Interface dataset entries:
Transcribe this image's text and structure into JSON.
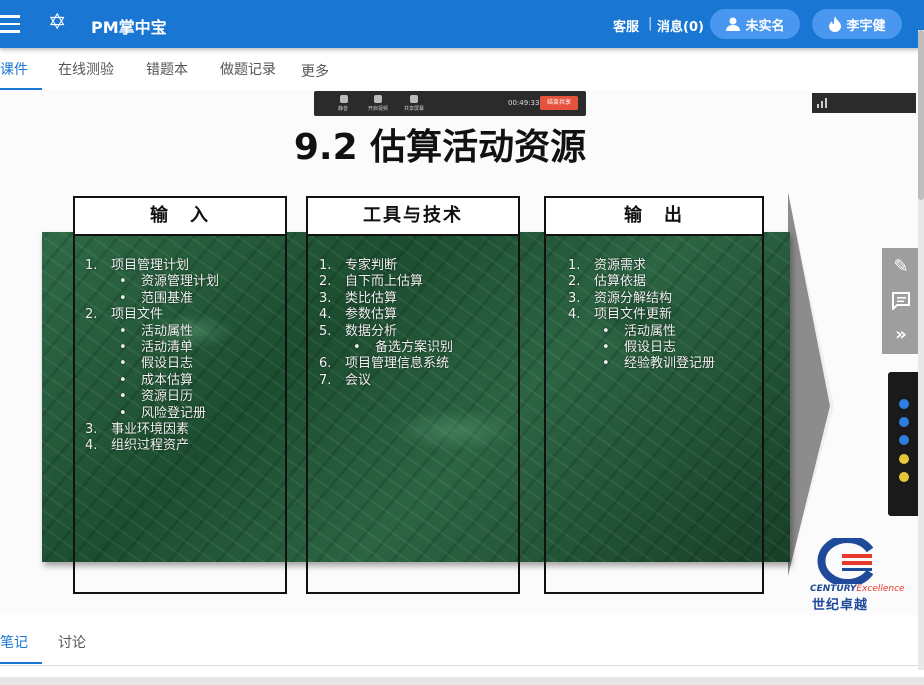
{
  "header": {
    "app_title": "PM掌中宝",
    "links": {
      "service": "客服",
      "separator": "|",
      "messages": "消息(0)"
    },
    "pills": {
      "unverified": "未实名",
      "user": "李宇健"
    },
    "icons": {
      "menu": "menu-icon",
      "logo": "star-of-david-icon",
      "person": "person-icon",
      "flame": "flame-icon"
    }
  },
  "tabs": [
    "课件",
    "在线测验",
    "错题本",
    "做题记录",
    "更多"
  ],
  "slide": {
    "title": "9.2 估算活动资源",
    "meeting_bar": {
      "time": "00:49:33",
      "end_label": "结束共享",
      "items": [
        "静音",
        "开启视频",
        "共享屏幕"
      ]
    },
    "columns": [
      {
        "heading": "输　入",
        "items": [
          {
            "num": "1.",
            "text": "项目管理计划",
            "sub": [
              "资源管理计划",
              "范围基准"
            ]
          },
          {
            "num": "2.",
            "text": "项目文件",
            "sub": [
              "活动属性",
              "活动清单",
              "假设日志",
              "成本估算",
              "资源日历",
              "风险登记册"
            ]
          },
          {
            "num": "3.",
            "text": "事业环境因素",
            "sub": []
          },
          {
            "num": "4.",
            "text": "组织过程资产",
            "sub": []
          }
        ]
      },
      {
        "heading": "工具与技术",
        "items": [
          {
            "num": "1.",
            "text": "专家判断",
            "sub": []
          },
          {
            "num": "2.",
            "text": "自下而上估算",
            "sub": []
          },
          {
            "num": "3.",
            "text": "类比估算",
            "sub": []
          },
          {
            "num": "4.",
            "text": "参数估算",
            "sub": []
          },
          {
            "num": "5.",
            "text": "数据分析",
            "sub": [
              "备选方案识别"
            ]
          },
          {
            "num": "6.",
            "text": "项目管理信息系统",
            "sub": []
          },
          {
            "num": "7.",
            "text": "会议",
            "sub": []
          }
        ]
      },
      {
        "heading": "输　出",
        "items": [
          {
            "num": "1.",
            "text": "资源需求",
            "sub": []
          },
          {
            "num": "2.",
            "text": "估算依据",
            "sub": []
          },
          {
            "num": "3.",
            "text": "资源分解结构",
            "sub": []
          },
          {
            "num": "4.",
            "text": "项目文件更新",
            "sub": [
              "活动属性",
              "假设日志",
              "经验教训登记册"
            ]
          }
        ]
      }
    ],
    "logo": {
      "en_a": "CENTURY",
      "en_b": "Excellence",
      "cn": "世纪卓越"
    }
  },
  "float_panel": {
    "icons": [
      "pencil-icon",
      "comment-icon",
      "double-chevron-right-icon"
    ]
  },
  "bottom_tabs": [
    "笔记",
    "讨论"
  ],
  "colors": {
    "primary": "#1976d2",
    "pill": "#4a97f0",
    "slide_green": "#1f5233"
  }
}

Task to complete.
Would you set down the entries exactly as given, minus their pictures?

Answer to this exercise.
Transcribe this image's text and structure into JSON.
{
  "header": {
    "app_title": "PM掌中宝",
    "links": {
      "service": "客服",
      "separator": "|",
      "messages": "消息(0)"
    },
    "pills": {
      "unverified": "未实名",
      "user": "李宇健"
    },
    "icons": {
      "menu": "menu-icon",
      "logo": "star-of-david-icon",
      "person": "person-icon",
      "flame": "flame-icon"
    }
  },
  "tabs": [
    "课件",
    "在线测验",
    "错题本",
    "做题记录",
    "更多"
  ],
  "slide": {
    "title": "9.2 估算活动资源",
    "meeting_bar": {
      "time": "00:49:33",
      "end_label": "结束共享",
      "items": [
        "静音",
        "开启视频",
        "共享屏幕"
      ]
    },
    "columns": [
      {
        "heading": "输　入",
        "items": [
          {
            "num": "1.",
            "text": "项目管理计划",
            "sub": [
              "资源管理计划",
              "范围基准"
            ]
          },
          {
            "num": "2.",
            "text": "项目文件",
            "sub": [
              "活动属性",
              "活动清单",
              "假设日志",
              "成本估算",
              "资源日历",
              "风险登记册"
            ]
          },
          {
            "num": "3.",
            "text": "事业环境因素",
            "sub": []
          },
          {
            "num": "4.",
            "text": "组织过程资产",
            "sub": []
          }
        ]
      },
      {
        "heading": "工具与技术",
        "items": [
          {
            "num": "1.",
            "text": "专家判断",
            "sub": []
          },
          {
            "num": "2.",
            "text": "自下而上估算",
            "sub": []
          },
          {
            "num": "3.",
            "text": "类比估算",
            "sub": []
          },
          {
            "num": "4.",
            "text": "参数估算",
            "sub": []
          },
          {
            "num": "5.",
            "text": "数据分析",
            "sub": [
              "备选方案识别"
            ]
          },
          {
            "num": "6.",
            "text": "项目管理信息系统",
            "sub": []
          },
          {
            "num": "7.",
            "text": "会议",
            "sub": []
          }
        ]
      },
      {
        "heading": "输　出",
        "items": [
          {
            "num": "1.",
            "text": "资源需求",
            "sub": []
          },
          {
            "num": "2.",
            "text": "估算依据",
            "sub": []
          },
          {
            "num": "3.",
            "text": "资源分解结构",
            "sub": []
          },
          {
            "num": "4.",
            "text": "项目文件更新",
            "sub": [
              "活动属性",
              "假设日志",
              "经验教训登记册"
            ]
          }
        ]
      }
    ],
    "logo": {
      "en_a": "CENTURY",
      "en_b": "Excellence",
      "cn": "世纪卓越"
    }
  },
  "float_panel": {
    "icons": [
      "pencil-icon",
      "comment-icon",
      "double-chevron-right-icon"
    ]
  },
  "bottom_tabs": [
    "笔记",
    "讨论"
  ],
  "colors": {
    "primary": "#1976d2",
    "pill": "#4a97f0",
    "slide_green": "#1f5233"
  }
}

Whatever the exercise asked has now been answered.